An anonymous law graduate simply known as ‘Jack’ has allegedly confessed to selling his stash of stolen textbooks in the student paper, The Tab.

The newspaper reports that Jack maintained that he could not afford new books required for his final year arguing:

“I paid £3,000 a year and sometimes the library only had one copy of a book that I needed, so the day I had it I thought ‘fuck it’ and stole it.”

Jack explained the straight forward process of ripping out the security tags, placing the books in his bag, and then blithely walking straight out the library doors.

Although Legal Cheek hardly condones the activity, for Jack, the risk appeared to be worth it; he allegedly claims to have trousered £90 from the sale of one property law book, which he flogged, amongst others, on a popular online store.

Law students are placed under incredible levels of scrutiny from potential employers.
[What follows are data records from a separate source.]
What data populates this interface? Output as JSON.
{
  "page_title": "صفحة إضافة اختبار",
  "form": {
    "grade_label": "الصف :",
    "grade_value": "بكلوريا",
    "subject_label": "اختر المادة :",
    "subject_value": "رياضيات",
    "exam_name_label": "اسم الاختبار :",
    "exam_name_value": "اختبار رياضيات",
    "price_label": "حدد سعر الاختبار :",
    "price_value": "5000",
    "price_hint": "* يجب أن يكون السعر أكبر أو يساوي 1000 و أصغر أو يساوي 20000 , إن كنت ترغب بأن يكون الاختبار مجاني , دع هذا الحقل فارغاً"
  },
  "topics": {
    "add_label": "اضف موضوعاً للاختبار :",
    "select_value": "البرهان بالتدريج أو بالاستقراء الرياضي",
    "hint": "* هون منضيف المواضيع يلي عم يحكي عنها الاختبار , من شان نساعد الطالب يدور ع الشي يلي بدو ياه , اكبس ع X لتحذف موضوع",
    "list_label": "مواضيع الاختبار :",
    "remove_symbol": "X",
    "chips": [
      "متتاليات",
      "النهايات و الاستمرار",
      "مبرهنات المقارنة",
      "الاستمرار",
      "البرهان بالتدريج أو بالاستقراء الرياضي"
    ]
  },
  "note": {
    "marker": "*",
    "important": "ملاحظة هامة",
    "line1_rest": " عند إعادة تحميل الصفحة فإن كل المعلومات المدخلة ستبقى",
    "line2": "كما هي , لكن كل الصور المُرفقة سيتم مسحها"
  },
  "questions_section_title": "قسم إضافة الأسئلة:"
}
So any incidents of proved illegal behaviour will almost certainly dash hopes of a future in what is already a highly competitive employment market.

However, two years ago university fees trebled, and fees for the Legal Practice Course and Bar Professional Training Course are at record levels. This has resulted in students undertaking work that may not be deemed appropriate — or in Jack’s case, even legal.

Other recent tales involve law student Vanessa Knowles, who gained wide media coverage last year after Legal Cheek revealed her semi-naked selfies on Twitter, which she had posted in the hope that admirers would be so enamoured they would buy law textbooks for her.

Knowles’s gambit may have pushed the boundaries of good taste, but at least it was legal. Which is more than can be said of Brian Coughlan’s antics. Last spring, Legal Cheek reported on the Hertfordshire University first-year law student’s conviction and three-year jail sentence for dealing cocaine.


Law student posts semi-naked selfies on Twitter in bid to fund legal textbook costs [Legal Cheek]

Law student jailed for dealing crack cocaine [Legal Cheek]